A Writer in Training: Ian Fleming the Journalist
For this month’s article, returning contributor Tom Cull of literary007.com takes a stroll through London and examines Ian’s career as a journalist, before he found fame with fiction.
On a quiet Sunday in the City of London recently, I re-traced some of Ian Fleming’s old haunts during his journalism and banking days, including what used to be the Reuters building at The Royal Exchange. It occurred to me that it was here that Ian Fleming got his first taste of writing professionally. Throughout his career, journalism formed an important part of his research and inspiration, before finally becoming a way to remain ‘part of the action’ after the war.
His well-documented 2 month break in Jamaica to write his James Bond novels was a feat of discipline and economy; writing quickly and accurately and never looking back, trusting totally in his technique. Many writers, including the prolific Raymond Chandler, found this timetable astonishing. He asked Ian in an interview in 1958 how he could write so quickly with all the other things that he did, and remarked that the fastest book he ever wrote was in 3 months. So, from where did Ian Fleming acquire this skill?
For this we must go back to Monday October 19, 1931.
Fleming was given the responsibility of updating over 500 obituaries, work which his editor-in-chief described as “accurate, painstaking and methodical.” But soon, his superiors realised he could be of better use in the field. He was sent to Austria to cover the Alpine Motor Trials (Coupe des Alpes) in the summer of 1932 and thrived on the excitement of it all.
When an intriguing assignment came up in Stalin’s Russia, to report on a court case involving British construction workers (tantamount to a show trial), Fleming was called up. His ‘smattering of Russian’ and the fact that the regular Reuters Moscow correspondent might have had his Russian sources compromised meant that this was Ian’s big break. It was also his first exposure to the dark underbelly of Soviet communism that would pique his interest in cloak and dagger matters and mark Russia out as the political bête noire for the West. His reporting again impressed his peers. He turned in articles on tight deadlines. Ian described his training at Reuters as giving him a “good, straightforward style,” and there he learned to write fast and accurately because at Reuters “if you weren’t accurate you were fired, and that was the end of that.”

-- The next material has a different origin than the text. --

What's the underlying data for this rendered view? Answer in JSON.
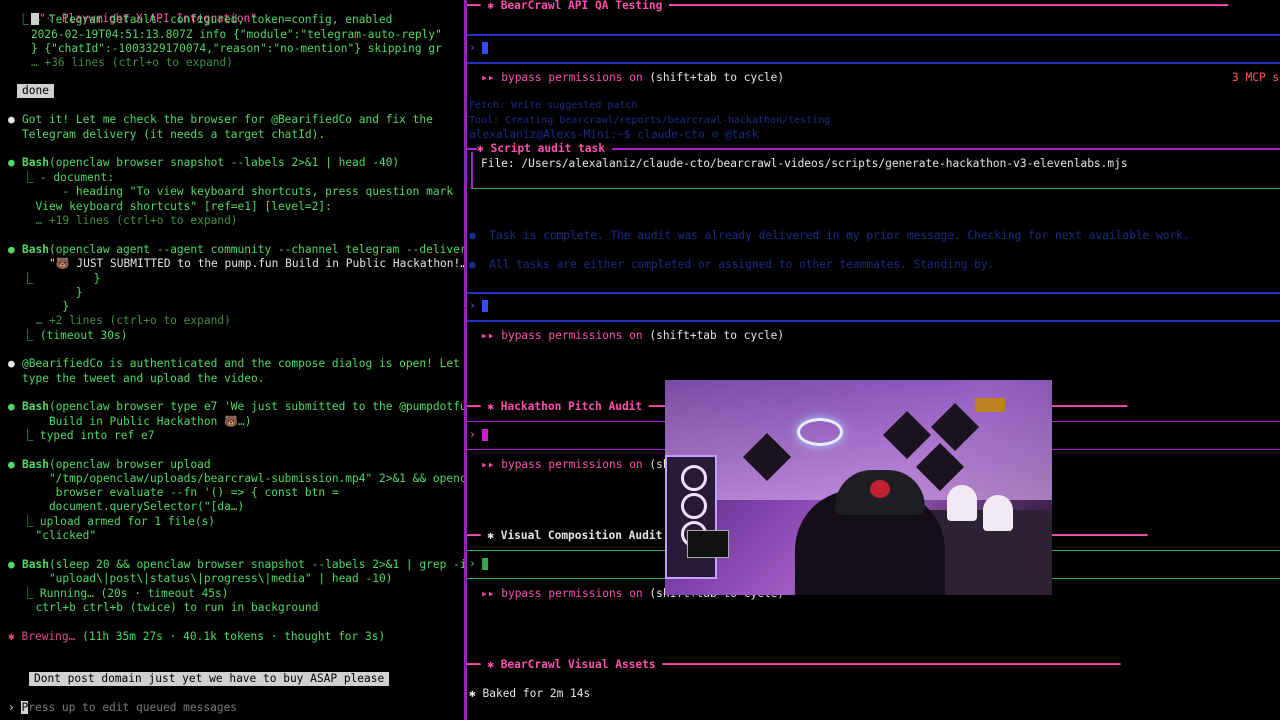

at Reuters “if you weren’t accurate you were fired, and that was the end of that.”
He returned to England to an offer of a higher salary and posting to Shanghai but his earning potential was not quite what he was after. His brother Richard had entered the flourishing family banking firm and it was suggested that Ian had hoped to inherit money from his grandfather, but when this didn’t happen, he decided to go into the City for himself. Doors were being held open for Ian as a fait accompli as he conceded: “I loathe the idea from nearly every point of view, and I shall hate leaving Reuters. But I’m afraid it has got to be done.”
In 1933 he was offered a job at the stockbroking firm Cull and Company on Throgmorton Avenue; where he worked for two years before joining Rowe and Pitman, the company from which he was recruited by Naval Intelligence. Fleming’s brief but formative years in journalism would not be his last, as after the war he returned to Fleet Street to work for Kemsley Newspapers as their Foreign Editor, providing him with the perfect opportunity to remain at the heart of things. Another opportunity to hone his craft, collect information, or ‘gen’, and keep his hand in with old contacts from the intelligence world. His friend from SIS days Nicholas Elliott, for instance, kept in touch with Fleming and offered his help if ever he needed a “useful piece of information from one of his many City contacts.”
Instead of running agents, Fleming was running foreign correspondents such as Richard ‘Dikko’ Hughes, stationed in Japan, and Anthony Terry who was stationed in Berlin. Two great friends who were to provide him with inspiration and crucial cultural and geographic details for his James Bond adventures You Only Live Twice and ‘The Living Daylights’, as well as his non-fiction work Thrilling Cities.
Fleming’s page-turning style owed a debt to those early years at Reuters, which remains to this day one of the largest news organisations in the world.